For students it can feel difficult to know what to write as you haven't had the time to build up the experience that employers always seem to want.
In this section we will look at ways of making your CV stand out for future employers so you can get that dream job. Last month we looked at after school clubs, this month we consider voluntary work.
Consider volunteering for a few weeks:
A great way to improve your working experience is to volunteer for a few weeks.
And we’re not just about the local charity shop.
If you have a particular type of job in mind that you’d like to do, why not search for companies within that industry and request to do a couple of weeks volunteering with them? The company will benefit from having an extra pair of hands for a few weeks, and you’ll benefit from improving your knowledge, understanding and experience, which will look great on your CV!

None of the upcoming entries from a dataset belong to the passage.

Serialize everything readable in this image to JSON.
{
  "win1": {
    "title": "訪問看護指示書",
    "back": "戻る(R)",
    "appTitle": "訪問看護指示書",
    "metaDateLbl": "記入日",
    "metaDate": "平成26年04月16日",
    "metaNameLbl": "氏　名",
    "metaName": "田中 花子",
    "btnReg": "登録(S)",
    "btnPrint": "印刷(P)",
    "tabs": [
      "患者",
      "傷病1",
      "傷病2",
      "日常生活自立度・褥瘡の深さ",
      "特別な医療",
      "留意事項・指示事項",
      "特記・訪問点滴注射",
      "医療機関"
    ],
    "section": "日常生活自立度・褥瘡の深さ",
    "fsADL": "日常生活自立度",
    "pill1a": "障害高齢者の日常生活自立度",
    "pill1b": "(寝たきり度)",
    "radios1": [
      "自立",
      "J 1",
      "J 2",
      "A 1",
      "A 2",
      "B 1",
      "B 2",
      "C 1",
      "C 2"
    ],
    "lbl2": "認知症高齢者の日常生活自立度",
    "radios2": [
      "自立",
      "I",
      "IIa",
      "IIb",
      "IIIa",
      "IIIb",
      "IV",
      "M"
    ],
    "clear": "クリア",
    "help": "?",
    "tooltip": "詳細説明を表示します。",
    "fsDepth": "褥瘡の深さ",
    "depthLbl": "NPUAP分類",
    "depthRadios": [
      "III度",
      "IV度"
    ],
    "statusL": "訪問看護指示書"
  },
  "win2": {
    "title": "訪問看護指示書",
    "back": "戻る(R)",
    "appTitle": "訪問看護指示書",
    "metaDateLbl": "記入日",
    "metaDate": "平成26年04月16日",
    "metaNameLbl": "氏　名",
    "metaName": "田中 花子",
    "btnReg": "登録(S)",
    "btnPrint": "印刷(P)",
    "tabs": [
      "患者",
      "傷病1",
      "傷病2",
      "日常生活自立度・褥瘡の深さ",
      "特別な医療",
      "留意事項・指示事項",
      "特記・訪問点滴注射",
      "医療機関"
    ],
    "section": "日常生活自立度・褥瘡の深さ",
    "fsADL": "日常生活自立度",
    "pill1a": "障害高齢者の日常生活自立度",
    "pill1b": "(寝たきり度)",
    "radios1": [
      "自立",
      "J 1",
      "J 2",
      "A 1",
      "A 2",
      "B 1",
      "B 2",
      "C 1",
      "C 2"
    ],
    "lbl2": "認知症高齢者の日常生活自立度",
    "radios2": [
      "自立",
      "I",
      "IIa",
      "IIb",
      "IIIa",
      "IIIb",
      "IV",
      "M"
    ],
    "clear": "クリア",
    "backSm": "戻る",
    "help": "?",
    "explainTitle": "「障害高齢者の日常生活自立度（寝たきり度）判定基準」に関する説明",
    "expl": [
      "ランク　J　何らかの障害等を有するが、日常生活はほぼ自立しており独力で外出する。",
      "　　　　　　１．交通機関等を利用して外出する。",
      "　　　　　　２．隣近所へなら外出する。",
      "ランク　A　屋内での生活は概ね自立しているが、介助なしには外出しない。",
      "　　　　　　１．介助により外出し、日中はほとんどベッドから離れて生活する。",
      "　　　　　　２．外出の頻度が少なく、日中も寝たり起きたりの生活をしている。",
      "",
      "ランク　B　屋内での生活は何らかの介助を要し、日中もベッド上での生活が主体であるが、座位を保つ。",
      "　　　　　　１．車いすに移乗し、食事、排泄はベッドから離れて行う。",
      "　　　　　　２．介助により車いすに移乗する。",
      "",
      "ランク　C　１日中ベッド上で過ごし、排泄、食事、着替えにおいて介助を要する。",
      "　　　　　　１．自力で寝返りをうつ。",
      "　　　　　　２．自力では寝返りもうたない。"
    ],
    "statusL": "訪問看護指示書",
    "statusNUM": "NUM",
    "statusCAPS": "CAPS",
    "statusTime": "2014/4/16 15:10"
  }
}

Finding volunteering opportunities is easier than you think. The first place you should start looking is in your local area. Drop by some of the places that you wouldn’t mind working in for a few weeks and ask if they have the capacity to take you on as a volunteer.
If you don’t have any luck in your local area, try searching online. There are a large number of volunteering websites out there that list opportunities all across the UK.
Careers in Hertfordshire: Engineering and Manufacturing
Hertfordshire continues to build on its pioneering industrial heritage. The first production commercial jetliner, the de Havilland Comet, was developed and manufactured in Hatfield in 1947 and Hertfordshire was home to the first digital radio manufacturer in the UK.
Stevenage is the leading location for the UK space industry and home to the 2018 ExoMars Rover and the 2017 Solar Orbiter Satellite research and development programmes.
Hertfordshire’s engineering research and manufacturing capability is built on a long history of innovation. Established centres of excellence include:
Science & Technology Research Institute (STRI)
Centre for Astrophysics Research (CAR)
Centre for Atmospheric and Instrumentation Research (CAIR)
Materials Engineering Research Laboratory (MERL)
Institute for Acoustics
Institution of Engineering and Technology
Key Companies include:
Airbus Defence and Space
Thermal Engineering, Senior PLC
Hertfordshire’s world-class engineering companies specialise in aerospace, space and satellite engineering, communication technologies, electronics, defence and security-related equipment and logistics.
The advanced engineering sector includes top global companies such as Airbus, MBDA, Johnson Matthey, and Smiths Detection, as well as a multitude of niche engineering companies involved in everything from components to consumables.
Across the UK, more than 90,000 companies are involved in advanced manufacturing and engineering, employing 2.7 million people.
Between 2005 and 2015, manufacturing productivity grew three times faster than the rest of the UK’s economy. Advanced manufacturing contributes more than £162 billion to the British economy. R&D investment in the sector, at £13.5 billion a year, accounts for almost 70% of Britain’s entire research and development spending.
Advanced manufacturing and engineering contributed £3.5 billion to the Hertfordshire economy in 2015. The value of the sector to the economy grew by 2.1% per year between 2005 and 2015, compared with a national rate of 1.6%.